*** Excerpted data ***

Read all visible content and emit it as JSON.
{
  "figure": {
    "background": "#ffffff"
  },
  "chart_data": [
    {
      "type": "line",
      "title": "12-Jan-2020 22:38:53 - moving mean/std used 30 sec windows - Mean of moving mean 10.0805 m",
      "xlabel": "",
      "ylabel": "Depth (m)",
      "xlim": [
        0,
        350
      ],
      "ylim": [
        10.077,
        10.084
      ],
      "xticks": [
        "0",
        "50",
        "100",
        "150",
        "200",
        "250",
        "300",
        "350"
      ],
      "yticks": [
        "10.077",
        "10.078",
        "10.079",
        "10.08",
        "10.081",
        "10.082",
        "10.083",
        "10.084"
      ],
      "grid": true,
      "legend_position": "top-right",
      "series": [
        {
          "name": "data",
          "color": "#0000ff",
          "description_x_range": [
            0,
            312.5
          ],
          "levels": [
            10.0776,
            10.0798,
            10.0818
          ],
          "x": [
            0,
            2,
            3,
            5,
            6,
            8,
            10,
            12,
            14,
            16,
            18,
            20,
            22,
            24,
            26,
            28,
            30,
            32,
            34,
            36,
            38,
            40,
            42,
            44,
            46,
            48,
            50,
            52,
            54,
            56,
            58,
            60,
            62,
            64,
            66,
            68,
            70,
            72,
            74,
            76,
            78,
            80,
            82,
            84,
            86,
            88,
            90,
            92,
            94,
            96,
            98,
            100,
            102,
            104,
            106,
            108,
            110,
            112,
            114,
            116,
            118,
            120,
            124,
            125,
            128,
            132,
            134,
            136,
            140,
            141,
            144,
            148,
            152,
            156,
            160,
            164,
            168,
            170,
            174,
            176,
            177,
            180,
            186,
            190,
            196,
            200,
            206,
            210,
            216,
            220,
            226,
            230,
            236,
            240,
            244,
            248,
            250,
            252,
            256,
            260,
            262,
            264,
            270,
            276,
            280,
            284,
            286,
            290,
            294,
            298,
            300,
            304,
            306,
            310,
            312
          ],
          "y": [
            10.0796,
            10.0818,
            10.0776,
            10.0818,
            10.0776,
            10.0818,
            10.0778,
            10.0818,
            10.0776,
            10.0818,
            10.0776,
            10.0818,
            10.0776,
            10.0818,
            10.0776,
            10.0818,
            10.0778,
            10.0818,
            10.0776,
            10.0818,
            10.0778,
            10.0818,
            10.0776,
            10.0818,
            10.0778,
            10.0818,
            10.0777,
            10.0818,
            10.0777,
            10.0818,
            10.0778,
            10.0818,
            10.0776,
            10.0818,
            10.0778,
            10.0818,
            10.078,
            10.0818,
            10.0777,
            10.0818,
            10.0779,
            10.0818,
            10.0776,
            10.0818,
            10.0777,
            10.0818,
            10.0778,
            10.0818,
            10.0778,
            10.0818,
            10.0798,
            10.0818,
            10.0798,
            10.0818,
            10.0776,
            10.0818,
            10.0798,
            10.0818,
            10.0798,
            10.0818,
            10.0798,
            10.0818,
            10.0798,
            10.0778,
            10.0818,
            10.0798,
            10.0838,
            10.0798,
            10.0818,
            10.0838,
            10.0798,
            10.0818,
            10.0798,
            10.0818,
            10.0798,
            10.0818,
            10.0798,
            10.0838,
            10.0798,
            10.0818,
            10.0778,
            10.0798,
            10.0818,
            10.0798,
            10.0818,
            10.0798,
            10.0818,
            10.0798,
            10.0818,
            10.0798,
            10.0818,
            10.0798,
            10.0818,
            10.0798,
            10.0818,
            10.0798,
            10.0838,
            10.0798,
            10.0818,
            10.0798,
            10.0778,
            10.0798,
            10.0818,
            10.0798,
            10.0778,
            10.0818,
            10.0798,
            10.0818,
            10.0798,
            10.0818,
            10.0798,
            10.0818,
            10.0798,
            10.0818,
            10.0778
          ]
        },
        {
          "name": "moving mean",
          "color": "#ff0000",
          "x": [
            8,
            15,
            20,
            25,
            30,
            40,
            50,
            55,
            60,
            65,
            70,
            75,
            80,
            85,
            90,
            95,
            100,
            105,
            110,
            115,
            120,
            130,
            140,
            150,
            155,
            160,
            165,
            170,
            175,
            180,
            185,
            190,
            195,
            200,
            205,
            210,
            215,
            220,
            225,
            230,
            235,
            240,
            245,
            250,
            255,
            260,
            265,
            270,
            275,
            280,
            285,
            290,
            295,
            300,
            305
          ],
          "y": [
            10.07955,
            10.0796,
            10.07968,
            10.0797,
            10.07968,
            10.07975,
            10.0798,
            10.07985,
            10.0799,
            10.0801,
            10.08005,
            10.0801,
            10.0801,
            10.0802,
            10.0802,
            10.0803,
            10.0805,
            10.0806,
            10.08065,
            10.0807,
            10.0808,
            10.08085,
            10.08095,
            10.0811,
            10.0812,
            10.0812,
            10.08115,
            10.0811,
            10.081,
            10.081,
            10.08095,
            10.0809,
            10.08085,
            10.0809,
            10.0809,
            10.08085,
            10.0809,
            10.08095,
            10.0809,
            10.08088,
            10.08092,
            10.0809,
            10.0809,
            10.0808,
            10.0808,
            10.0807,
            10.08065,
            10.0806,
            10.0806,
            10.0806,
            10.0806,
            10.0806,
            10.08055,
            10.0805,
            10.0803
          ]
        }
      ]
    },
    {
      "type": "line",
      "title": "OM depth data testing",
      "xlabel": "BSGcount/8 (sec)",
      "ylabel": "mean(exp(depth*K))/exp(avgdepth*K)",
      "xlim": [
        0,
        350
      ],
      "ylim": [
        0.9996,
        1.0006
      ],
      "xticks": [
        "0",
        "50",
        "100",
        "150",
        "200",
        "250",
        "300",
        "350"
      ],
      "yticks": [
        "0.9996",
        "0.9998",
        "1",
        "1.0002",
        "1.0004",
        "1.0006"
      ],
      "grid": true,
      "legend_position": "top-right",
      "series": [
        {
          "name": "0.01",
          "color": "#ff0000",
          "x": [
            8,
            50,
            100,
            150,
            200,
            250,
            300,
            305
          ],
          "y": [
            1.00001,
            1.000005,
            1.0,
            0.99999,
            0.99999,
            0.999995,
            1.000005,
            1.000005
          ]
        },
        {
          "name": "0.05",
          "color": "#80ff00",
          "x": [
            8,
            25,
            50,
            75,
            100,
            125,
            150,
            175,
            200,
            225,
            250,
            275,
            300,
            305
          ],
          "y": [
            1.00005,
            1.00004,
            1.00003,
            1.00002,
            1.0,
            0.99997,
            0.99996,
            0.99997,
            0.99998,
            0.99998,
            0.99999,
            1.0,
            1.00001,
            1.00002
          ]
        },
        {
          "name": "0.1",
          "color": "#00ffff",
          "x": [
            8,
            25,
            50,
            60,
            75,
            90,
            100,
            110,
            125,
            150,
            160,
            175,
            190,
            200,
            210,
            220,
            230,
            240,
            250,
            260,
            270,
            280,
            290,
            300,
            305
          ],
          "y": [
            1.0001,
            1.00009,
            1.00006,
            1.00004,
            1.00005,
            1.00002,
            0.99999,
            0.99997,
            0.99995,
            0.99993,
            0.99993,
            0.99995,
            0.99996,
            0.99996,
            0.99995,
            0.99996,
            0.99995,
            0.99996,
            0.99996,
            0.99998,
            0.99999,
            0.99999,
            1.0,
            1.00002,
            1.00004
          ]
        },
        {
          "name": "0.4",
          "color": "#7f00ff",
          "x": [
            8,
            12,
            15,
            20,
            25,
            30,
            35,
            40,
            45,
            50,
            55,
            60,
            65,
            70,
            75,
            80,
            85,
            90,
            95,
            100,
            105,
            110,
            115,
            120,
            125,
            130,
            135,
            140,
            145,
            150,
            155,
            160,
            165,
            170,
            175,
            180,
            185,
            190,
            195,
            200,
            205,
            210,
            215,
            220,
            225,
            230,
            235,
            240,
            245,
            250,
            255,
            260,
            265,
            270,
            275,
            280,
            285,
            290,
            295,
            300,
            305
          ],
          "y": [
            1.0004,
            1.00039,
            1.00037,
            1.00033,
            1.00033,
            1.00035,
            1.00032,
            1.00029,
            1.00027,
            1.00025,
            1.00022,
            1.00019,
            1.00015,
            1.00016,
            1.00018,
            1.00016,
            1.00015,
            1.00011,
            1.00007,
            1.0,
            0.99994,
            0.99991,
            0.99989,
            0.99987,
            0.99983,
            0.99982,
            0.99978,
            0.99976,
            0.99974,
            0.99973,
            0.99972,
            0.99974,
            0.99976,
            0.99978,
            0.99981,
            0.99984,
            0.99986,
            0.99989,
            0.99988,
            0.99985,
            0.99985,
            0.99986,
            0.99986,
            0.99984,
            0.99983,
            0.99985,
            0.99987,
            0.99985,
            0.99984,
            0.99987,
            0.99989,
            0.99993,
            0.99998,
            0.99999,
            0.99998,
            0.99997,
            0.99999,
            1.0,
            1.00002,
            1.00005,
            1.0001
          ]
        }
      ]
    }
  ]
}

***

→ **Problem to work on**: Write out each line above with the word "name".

→ **Exercise response**:
          "name": "data",
          "name": "moving mean",
          "name": "0.01",
          "name": "0.05",
          "name": "0.1",
          "name": "0.4",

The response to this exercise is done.